Streaming music service Spotify is migrating its infrastructure to Google Cloud Platform, the company announced this week, calling the move a “no-brainer,” due to the balance of high-quality, high-performance, and low cost storage, computing, and networking services shifting in favor of cloud. Like any complex migration, however, it is expected to take time.
Headquartered in London, UK, Spotify has offices around the world and is available in 58 markets. The service has more than 75 million active users with over 30 million songs available for streaming. All of this equals a ton of content that has to be delivered seamlessly to global audiences.
By spending less time and money on its data centers, as the story goes, it should be able to free up resources for other areas of its business that touch end users. It’s already made some investments in that area, acquiring Cord Project and Soundwave to “boost Spotify’s existing strengths in developing engaging and innovative music experiences.”
Netflix was the latest streaming giant to say goodbye to its own infrastructure, opting to go all-in on AWS cloud. Between AWS, Google, and Microsoft, I suspect we’ll see a lot more of these types of announcements of customers putting all their chips in the cloud.
“Historically, we’ve taken a traditional approach to doing this: buying or leasing data-center space, server hardware and networking gear as close to our customers as possible,” Nicholas Harteau, Spotify Vice President of Engineering & Infrastructure said in a blog post this week. “This approach has allowed us to give you music instantly, wherever you are in the world. But in a business growing quickly in users, markets and features, keeping pace with scaling demands requires ever increasing amounts of focus and effort. Like good, lazy engineers, we occasionally asked ourselves: do we really need to do all this stuff?”

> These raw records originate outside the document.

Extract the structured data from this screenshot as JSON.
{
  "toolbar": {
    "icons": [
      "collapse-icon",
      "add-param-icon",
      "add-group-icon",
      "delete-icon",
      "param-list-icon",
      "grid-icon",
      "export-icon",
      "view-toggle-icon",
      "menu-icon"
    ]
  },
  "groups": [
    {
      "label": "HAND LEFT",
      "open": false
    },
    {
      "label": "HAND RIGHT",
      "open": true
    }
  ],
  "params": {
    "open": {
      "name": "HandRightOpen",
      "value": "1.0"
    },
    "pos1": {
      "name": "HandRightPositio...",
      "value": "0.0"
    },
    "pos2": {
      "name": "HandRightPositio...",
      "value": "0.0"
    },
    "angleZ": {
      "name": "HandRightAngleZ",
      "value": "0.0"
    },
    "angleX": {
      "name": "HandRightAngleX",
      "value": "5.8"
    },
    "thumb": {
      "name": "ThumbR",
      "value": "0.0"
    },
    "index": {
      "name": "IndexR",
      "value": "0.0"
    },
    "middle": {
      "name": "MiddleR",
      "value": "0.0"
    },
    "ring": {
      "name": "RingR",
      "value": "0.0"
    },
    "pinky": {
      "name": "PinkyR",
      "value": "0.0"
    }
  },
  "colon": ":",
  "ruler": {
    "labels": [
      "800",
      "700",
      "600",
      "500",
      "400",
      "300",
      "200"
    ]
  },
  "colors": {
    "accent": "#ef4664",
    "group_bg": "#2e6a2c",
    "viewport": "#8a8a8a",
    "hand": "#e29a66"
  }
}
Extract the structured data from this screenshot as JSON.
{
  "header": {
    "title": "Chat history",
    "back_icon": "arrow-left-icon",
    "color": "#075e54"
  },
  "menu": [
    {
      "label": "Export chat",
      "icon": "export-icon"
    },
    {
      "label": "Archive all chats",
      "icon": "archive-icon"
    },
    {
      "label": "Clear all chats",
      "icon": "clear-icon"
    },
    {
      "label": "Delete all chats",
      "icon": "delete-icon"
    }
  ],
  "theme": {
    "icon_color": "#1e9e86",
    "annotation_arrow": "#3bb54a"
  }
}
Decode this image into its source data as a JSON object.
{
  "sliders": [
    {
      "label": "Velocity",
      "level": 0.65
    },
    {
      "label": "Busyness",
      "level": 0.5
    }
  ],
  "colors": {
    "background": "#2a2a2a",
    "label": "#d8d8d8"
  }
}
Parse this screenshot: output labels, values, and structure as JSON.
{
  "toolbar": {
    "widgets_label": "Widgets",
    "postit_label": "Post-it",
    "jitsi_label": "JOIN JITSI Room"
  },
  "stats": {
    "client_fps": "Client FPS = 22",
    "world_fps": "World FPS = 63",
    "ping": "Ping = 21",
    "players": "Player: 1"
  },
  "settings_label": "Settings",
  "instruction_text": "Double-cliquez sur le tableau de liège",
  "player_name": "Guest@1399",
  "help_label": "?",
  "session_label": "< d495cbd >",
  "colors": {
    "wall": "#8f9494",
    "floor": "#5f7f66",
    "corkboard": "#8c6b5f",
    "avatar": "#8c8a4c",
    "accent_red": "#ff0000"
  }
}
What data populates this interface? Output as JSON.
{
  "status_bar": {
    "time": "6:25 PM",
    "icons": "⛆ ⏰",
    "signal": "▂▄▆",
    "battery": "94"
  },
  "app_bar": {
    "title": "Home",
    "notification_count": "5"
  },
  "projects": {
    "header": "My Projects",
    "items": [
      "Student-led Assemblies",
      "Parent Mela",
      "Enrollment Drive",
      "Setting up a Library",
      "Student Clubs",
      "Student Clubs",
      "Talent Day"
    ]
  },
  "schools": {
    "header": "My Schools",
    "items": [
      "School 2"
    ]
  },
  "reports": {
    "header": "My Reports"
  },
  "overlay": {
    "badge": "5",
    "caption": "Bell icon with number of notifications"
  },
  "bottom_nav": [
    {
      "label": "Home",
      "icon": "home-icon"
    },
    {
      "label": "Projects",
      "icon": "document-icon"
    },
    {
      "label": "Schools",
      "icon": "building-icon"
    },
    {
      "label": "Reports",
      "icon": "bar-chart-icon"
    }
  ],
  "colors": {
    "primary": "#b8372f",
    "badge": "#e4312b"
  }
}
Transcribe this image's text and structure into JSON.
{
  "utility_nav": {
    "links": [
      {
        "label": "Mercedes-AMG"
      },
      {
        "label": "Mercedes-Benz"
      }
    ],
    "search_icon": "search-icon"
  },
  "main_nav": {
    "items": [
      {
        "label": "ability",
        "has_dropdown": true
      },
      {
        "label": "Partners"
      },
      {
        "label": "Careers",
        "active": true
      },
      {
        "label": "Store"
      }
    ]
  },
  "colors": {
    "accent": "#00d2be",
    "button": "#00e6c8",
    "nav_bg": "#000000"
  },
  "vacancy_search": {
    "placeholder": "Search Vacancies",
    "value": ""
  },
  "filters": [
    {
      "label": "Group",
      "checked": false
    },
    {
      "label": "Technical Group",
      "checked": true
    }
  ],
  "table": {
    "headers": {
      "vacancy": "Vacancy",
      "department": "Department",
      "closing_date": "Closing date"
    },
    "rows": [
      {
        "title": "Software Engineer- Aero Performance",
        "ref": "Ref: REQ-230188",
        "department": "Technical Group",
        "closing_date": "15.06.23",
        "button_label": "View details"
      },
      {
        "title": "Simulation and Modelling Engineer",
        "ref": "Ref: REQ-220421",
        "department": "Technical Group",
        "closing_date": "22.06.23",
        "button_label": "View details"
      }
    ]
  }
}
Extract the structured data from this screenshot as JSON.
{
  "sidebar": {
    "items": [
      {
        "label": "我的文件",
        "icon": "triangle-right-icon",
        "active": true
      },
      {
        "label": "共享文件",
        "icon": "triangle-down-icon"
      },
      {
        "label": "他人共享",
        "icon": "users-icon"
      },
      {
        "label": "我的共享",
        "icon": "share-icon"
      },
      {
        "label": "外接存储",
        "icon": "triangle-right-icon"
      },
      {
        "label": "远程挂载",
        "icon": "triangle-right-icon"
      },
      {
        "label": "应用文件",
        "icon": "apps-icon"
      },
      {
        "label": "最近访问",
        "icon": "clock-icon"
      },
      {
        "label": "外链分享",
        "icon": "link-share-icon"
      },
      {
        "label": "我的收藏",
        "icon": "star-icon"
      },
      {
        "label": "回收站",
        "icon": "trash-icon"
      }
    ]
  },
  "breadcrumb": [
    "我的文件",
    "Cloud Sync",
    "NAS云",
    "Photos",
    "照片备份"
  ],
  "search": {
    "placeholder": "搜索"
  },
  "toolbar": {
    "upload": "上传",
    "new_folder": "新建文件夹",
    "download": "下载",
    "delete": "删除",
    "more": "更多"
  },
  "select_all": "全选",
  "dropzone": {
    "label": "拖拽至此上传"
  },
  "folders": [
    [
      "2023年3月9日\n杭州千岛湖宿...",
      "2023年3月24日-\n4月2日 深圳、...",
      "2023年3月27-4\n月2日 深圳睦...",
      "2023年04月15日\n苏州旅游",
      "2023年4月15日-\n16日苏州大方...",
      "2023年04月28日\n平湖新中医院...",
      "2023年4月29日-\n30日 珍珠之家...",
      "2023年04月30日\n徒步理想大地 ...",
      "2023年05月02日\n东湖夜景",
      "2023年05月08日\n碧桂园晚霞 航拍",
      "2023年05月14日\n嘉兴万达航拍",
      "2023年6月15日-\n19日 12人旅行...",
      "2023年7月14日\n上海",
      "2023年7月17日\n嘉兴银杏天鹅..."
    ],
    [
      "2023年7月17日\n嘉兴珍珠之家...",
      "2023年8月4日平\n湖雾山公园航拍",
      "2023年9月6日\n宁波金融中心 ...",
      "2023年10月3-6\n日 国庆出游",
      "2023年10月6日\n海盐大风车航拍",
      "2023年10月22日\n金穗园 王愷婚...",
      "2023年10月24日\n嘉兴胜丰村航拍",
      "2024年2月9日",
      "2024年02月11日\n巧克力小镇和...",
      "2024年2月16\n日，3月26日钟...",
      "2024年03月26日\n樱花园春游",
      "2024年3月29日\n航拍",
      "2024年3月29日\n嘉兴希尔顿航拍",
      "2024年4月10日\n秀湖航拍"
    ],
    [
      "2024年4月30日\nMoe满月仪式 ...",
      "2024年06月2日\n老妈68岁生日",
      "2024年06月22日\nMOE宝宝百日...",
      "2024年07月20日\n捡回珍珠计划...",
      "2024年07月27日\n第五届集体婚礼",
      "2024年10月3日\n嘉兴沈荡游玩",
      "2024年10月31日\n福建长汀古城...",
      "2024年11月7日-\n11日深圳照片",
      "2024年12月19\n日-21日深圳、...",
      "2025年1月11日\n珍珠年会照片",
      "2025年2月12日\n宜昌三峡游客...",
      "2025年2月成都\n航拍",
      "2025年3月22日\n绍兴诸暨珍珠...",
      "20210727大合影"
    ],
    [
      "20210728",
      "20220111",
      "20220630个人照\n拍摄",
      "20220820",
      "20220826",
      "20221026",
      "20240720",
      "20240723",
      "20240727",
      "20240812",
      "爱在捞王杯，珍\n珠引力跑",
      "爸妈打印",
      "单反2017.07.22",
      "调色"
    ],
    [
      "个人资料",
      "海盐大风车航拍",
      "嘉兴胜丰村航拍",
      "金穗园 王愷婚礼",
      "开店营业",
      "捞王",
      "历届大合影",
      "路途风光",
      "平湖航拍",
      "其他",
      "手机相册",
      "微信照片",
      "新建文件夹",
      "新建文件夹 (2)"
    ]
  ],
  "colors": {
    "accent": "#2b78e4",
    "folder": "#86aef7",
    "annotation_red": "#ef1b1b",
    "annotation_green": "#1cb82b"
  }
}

The answer has changed to the negative for Spotify, which was ultimately won over by Google’s data platform and tools, according to the announcement. Google’s data infrastructure, including Dataproc traditional batch processing, Pub/Sub event delivery, and BigQueary’s “nearly magical abilities” provide a significant advantage to Spotify.
“What really tipped the scales towards Google for us, however, has been our experience with Google’s data platform and tools. Good infrastructure isn’t just about keeping things up and running, it’s about making all of our teams more efficient and more effective, and Google’s data stack does that for us in spades,” Harteau said.
Spotify is fairly active on its Engineering blog, recently breaking down its “event delivery system…one of the foundational pieces of Spotify’s data infrastructure.”
With notes from Chris Burt